And that’s the point I’m trying to get across. What will we know tomorrow? What wonders will be discovered… or debunked tomorrow?

Reality is hard. It takes a lot of effort to accept it, understand it (as much as we ever can), and live in it.

Skeptics don’t generally have the dogma of religion to comfort us. Some skeptics have lost friends and family due to their skepticism. But they have gained something that no amount of good feelings, tea parties, sermons, and horrid logic can change.

They have gained the ability to learn. To see reality. To accept that even they might be wrong about something and to change their minds when presented with good evidence.

Speaking personally, I can’t understand how any woman or non-white could vote for a Republican candidate for office. I can’t understand how anyone could remain a member of the Catholic religion knowing that their tithes are being used to hide child predators from the law. I can’t understand how people are willing to destroy their homes, their loved ones, people they don’t know, their country, or the entire planet… just to protect their own biases.

Maybe I can’t even offer the truth. Maybe the only thing I can offer is another idea. Whether you choose to accept that idea or not, the fact remains that the idea is out there. A person can ignore those ideas. A person can accept them. Or that person can do the work that I’ve put into those ideas[4] and come to their own conclusion.

If their conclusion is supported by evidence and logic. Then it’s a valid conclusion. I may disagree with it, but I can accept it. And no, Intelligent Design is not a valid conclusion supported by evidence and logic.

I’ve often said that I don’t have beliefs. And I often fudge that by saying that I have evidence for the things I believe in. But I think I do have one belief.

I believe that if everyone thought this way. If everyone was skeptical, not taking claims at face value, not promoting dogma, and saying “I don’t believe you.” Then our world would be a better place. If two countries argued over how best to keep their people from dying and how to help the world instead of what they argue about now, then our world would be a better place.

If people, everyone, would make informed decisions instead of basing their decisions on family tradition or what their personal authority said or a ancient text about how to live in the Bronze Age, then our world would be a better place.

And that’s what skepticism can offer.

Not a better world for me or you or the Koch brothers. But a better world for everyone.

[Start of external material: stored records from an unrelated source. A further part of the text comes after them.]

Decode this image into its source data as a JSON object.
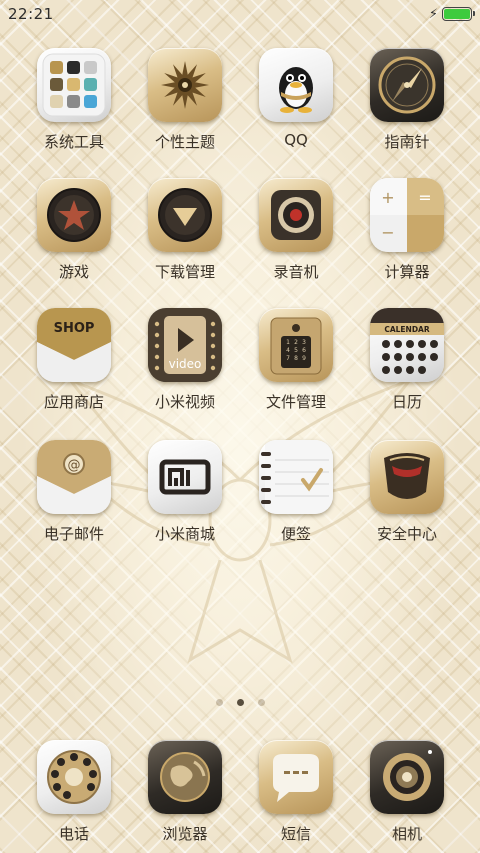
{
  "status_bar": {
    "time": "22:21",
    "charging_icon": "lightning-bolt",
    "battery_level_percent": 100
  },
  "apps": [
    {
      "label": "系统工具",
      "icon": "folder-grid-icon",
      "name": "app-system-tools"
    },
    {
      "label": "个性主题",
      "icon": "flower-theme-icon",
      "name": "app-themes"
    },
    {
      "label": "QQ",
      "icon": "penguin-icon",
      "name": "app-qq"
    },
    {
      "label": "指南针",
      "icon": "compass-icon",
      "name": "app-compass"
    },
    {
      "label": "游戏",
      "icon": "star-game-icon",
      "name": "app-games"
    },
    {
      "label": "下载管理",
      "icon": "download-icon",
      "name": "app-downloads"
    },
    {
      "label": "录音机",
      "icon": "recorder-icon",
      "name": "app-recorder"
    },
    {
      "label": "计算器",
      "icon": "calculator-icon",
      "name": "app-calculator"
    },
    {
      "label": "应用商店",
      "icon": "shop-icon",
      "shop_text": "SHOP",
      "name": "app-store"
    },
    {
      "label": "小米视频",
      "icon": "video-icon",
      "video_text": "video",
      "name": "app-mi-video"
    },
    {
      "label": "文件管理",
      "icon": "file-keypad-icon",
      "name": "app-files"
    },
    {
      "label": "日历",
      "icon": "calendar-icon",
      "calendar_text": "CALENDAR",
      "name": "app-calendar"
    },
    {
      "label": "电子邮件",
      "icon": "mail-icon",
      "name": "app-email"
    },
    {
      "label": "小米商城",
      "icon": "mi-store-icon",
      "name": "app-mi-store"
    },
    {
      "label": "便签",
      "icon": "notepad-icon",
      "name": "app-notes"
    },
    {
      "label": "安全中心",
      "icon": "shield-helmet-icon",
      "name": "app-security"
    }
  ],
  "page_indicator": {
    "count": 3,
    "active_index": 1
  },
  "dock": [
    {
      "label": "电话",
      "icon": "rotary-phone-icon",
      "name": "dock-phone"
    },
    {
      "label": "浏览器",
      "icon": "globe-icon",
      "name": "dock-browser"
    },
    {
      "label": "短信",
      "icon": "message-bubble-icon",
      "name": "dock-messages"
    },
    {
      "label": "相机",
      "icon": "camera-lens-icon",
      "name": "dock-camera"
    }
  ],
  "colors": {
    "accent_gold": "#c9a86a",
    "battery_green": "#3ecb3e",
    "label_text": "#3a3228"
  }
}
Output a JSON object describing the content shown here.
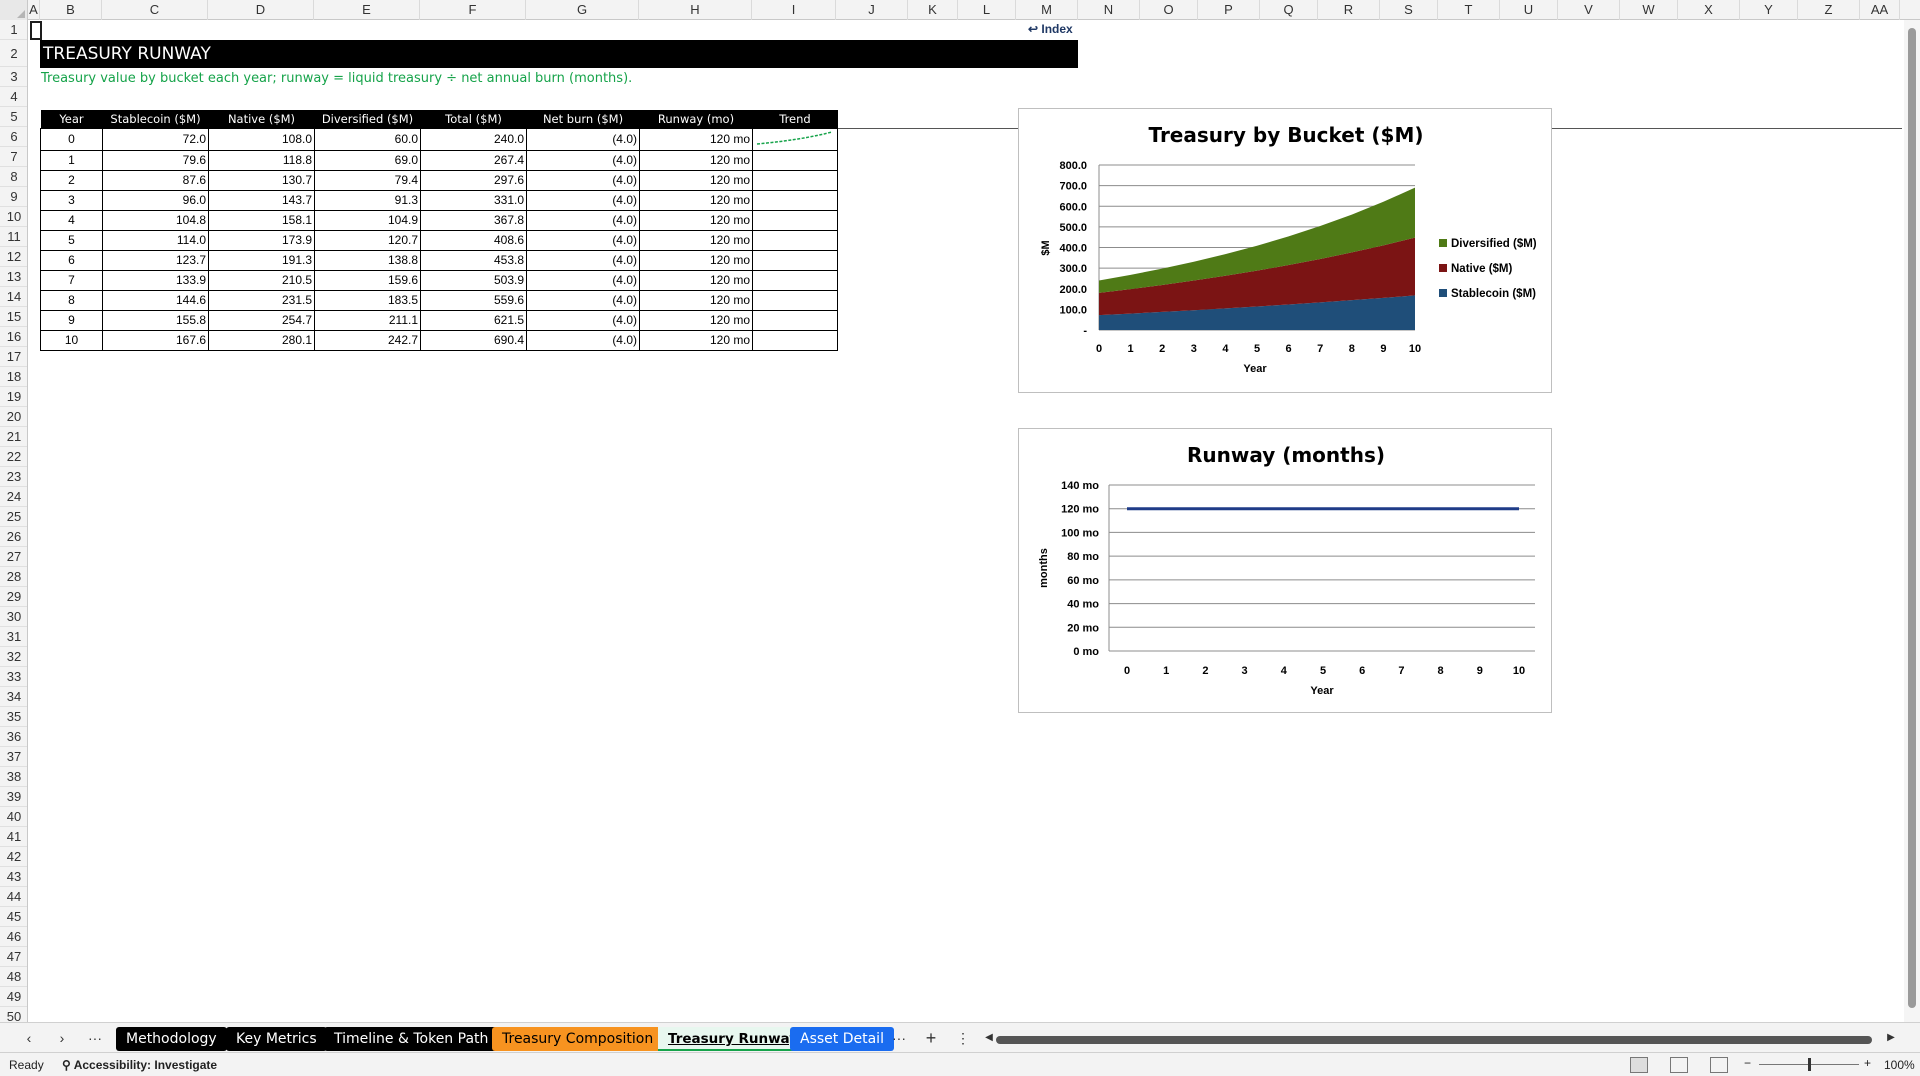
{
  "columns": [
    "A",
    "B",
    "C",
    "D",
    "E",
    "F",
    "G",
    "H",
    "I",
    "J",
    "K",
    "L",
    "M",
    "N",
    "O",
    "P",
    "Q",
    "R",
    "S",
    "T",
    "U",
    "V",
    "W",
    "X",
    "Y",
    "Z",
    "AA"
  ],
  "rows": [
    "1",
    "2",
    "3",
    "4",
    "5",
    "6",
    "7",
    "8",
    "9",
    "10",
    "11",
    "12",
    "13",
    "14",
    "15",
    "16",
    "17",
    "18",
    "19",
    "20",
    "21",
    "22",
    "23",
    "24",
    "25",
    "26",
    "27",
    "28",
    "29",
    "30",
    "31",
    "32",
    "33",
    "34",
    "35",
    "36",
    "37",
    "38",
    "39",
    "40",
    "41",
    "42",
    "43",
    "44",
    "45",
    "46",
    "47",
    "48",
    "49",
    "50"
  ],
  "sheet": {
    "index_link": "↩ Index",
    "title": "TREASURY RUNWAY",
    "subtitle": "Treasury value by bucket each year; runway = liquid treasury ÷ net annual burn (months).",
    "table": {
      "headers": [
        "Year",
        "Stablecoin ($M)",
        "Native ($M)",
        "Diversified ($M)",
        "Total ($M)",
        "Net burn ($M)",
        "Runway (mo)",
        "Trend"
      ],
      "rows": [
        [
          "0",
          "72.0",
          "108.0",
          "60.0",
          "240.0",
          "(4.0)",
          "120 mo"
        ],
        [
          "1",
          "79.6",
          "118.8",
          "69.0",
          "267.4",
          "(4.0)",
          "120 mo"
        ],
        [
          "2",
          "87.6",
          "130.7",
          "79.4",
          "297.6",
          "(4.0)",
          "120 mo"
        ],
        [
          "3",
          "96.0",
          "143.7",
          "91.3",
          "331.0",
          "(4.0)",
          "120 mo"
        ],
        [
          "4",
          "104.8",
          "158.1",
          "104.9",
          "367.8",
          "(4.0)",
          "120 mo"
        ],
        [
          "5",
          "114.0",
          "173.9",
          "120.7",
          "408.6",
          "(4.0)",
          "120 mo"
        ],
        [
          "6",
          "123.7",
          "191.3",
          "138.8",
          "453.8",
          "(4.0)",
          "120 mo"
        ],
        [
          "7",
          "133.9",
          "210.5",
          "159.6",
          "503.9",
          "(4.0)",
          "120 mo"
        ],
        [
          "8",
          "144.6",
          "231.5",
          "183.5",
          "559.6",
          "(4.0)",
          "120 mo"
        ],
        [
          "9",
          "155.8",
          "254.7",
          "211.1",
          "621.5",
          "(4.0)",
          "120 mo"
        ],
        [
          "10",
          "167.6",
          "280.1",
          "242.7",
          "690.4",
          "(4.0)",
          "120 mo"
        ]
      ]
    }
  },
  "chart_data": [
    {
      "type": "area",
      "stacked": true,
      "title": "Treasury by Bucket ($M)",
      "xlabel": "Year",
      "ylabel": "$M",
      "x": [
        0,
        1,
        2,
        3,
        4,
        5,
        6,
        7,
        8,
        9,
        10
      ],
      "ylim": [
        0,
        800
      ],
      "y_ticks": [
        "-",
        "100.0",
        "200.0",
        "300.0",
        "400.0",
        "500.0",
        "600.0",
        "700.0",
        "800.0"
      ],
      "grid": true,
      "legend": "right",
      "series": [
        {
          "name": "Stablecoin ($M)",
          "color": "#1f4e79",
          "values": [
            72.0,
            79.6,
            87.6,
            96.0,
            104.8,
            114.0,
            123.7,
            133.9,
            144.6,
            155.8,
            167.6
          ]
        },
        {
          "name": "Native ($M)",
          "color": "#7b1414",
          "values": [
            108.0,
            118.8,
            130.7,
            143.7,
            158.1,
            173.9,
            191.3,
            210.5,
            231.5,
            254.7,
            280.1
          ]
        },
        {
          "name": "Diversified ($M)",
          "color": "#4f7a16",
          "values": [
            60.0,
            69.0,
            79.4,
            91.3,
            104.9,
            120.7,
            138.8,
            159.6,
            183.5,
            211.1,
            242.7
          ]
        }
      ]
    },
    {
      "type": "line",
      "title": "Runway (months)",
      "xlabel": "Year",
      "ylabel": "months",
      "x": [
        0,
        1,
        2,
        3,
        4,
        5,
        6,
        7,
        8,
        9,
        10
      ],
      "ylim": [
        0,
        140
      ],
      "y_ticks": [
        "0 mo",
        "20 mo",
        "40 mo",
        "60 mo",
        "80 mo",
        "100 mo",
        "120 mo",
        "140 mo"
      ],
      "grid": true,
      "series": [
        {
          "color": "#1f3c88",
          "values": [
            120,
            120,
            120,
            120,
            120,
            120,
            120,
            120,
            120,
            120,
            120
          ]
        }
      ]
    }
  ],
  "sparkline": {
    "color": "#16a34a",
    "values": [
      240.0,
      267.4,
      297.6,
      331.0,
      367.8,
      408.6,
      453.8,
      503.9,
      559.6,
      621.5,
      690.4
    ]
  },
  "tabs": [
    {
      "label": "Methodology",
      "style": "dark"
    },
    {
      "label": "Key Metrics",
      "style": "dark"
    },
    {
      "label": "Timeline & Token Path",
      "style": "dark"
    },
    {
      "label": "Treasury Composition",
      "style": "orange"
    },
    {
      "label": "Treasury Runway",
      "style": "active"
    },
    {
      "label": "Asset Detail",
      "style": "blue"
    }
  ],
  "status": {
    "ready": "Ready",
    "accessibility": "Accessibility: Investigate",
    "zoom": "100%"
  }
}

Think about what we could do if every countries defense budget could be spent on science and health and helping our fellow human beings (and other passengers on this spaceship Earth) instead of killing them.

It’s a nice thought and one that I think is worth the effort to make.

_____________________________

1. I don’t use iTunes, but it’s supposed to be there. Subscribe to podcasts on iTunes and use this URL  http://www.podcastgarden.com/podcast/podcast-rss.php?id=4397

2. What’s sad is the posts that I slap together in 10-15 minutes are often much more frequently read than the articles I pour days of effort into.

3. I hesitate to even mention it, but it’s relevant. However, I won’t link to the book, even though it’s available for free in many places. This book is the only one I recommend, his other works are… disgusting.

4. I’m pretty good about mentioning when I haven’t fully thought through something. And I’m pretty good at mentioning how much work is needed to study other ideas.

  • kraut2

    “Maybe I can’t even offer the truth”

    What we can offer are ways to abstain from lying. By not pretending we have all or even most of the answers. That what we are doing is searching what the truth might be.
    Good enough for me. Better not knowing than believing a lie.

    • SmilodonsRetreat

      I like that a lot.

      • kraut2

        Thanks.

        I tried to compact my response when people tell me: but you have to believe in something.

        We have to learn that there are no certainties and learn to live with that. Certainties kill curiosity.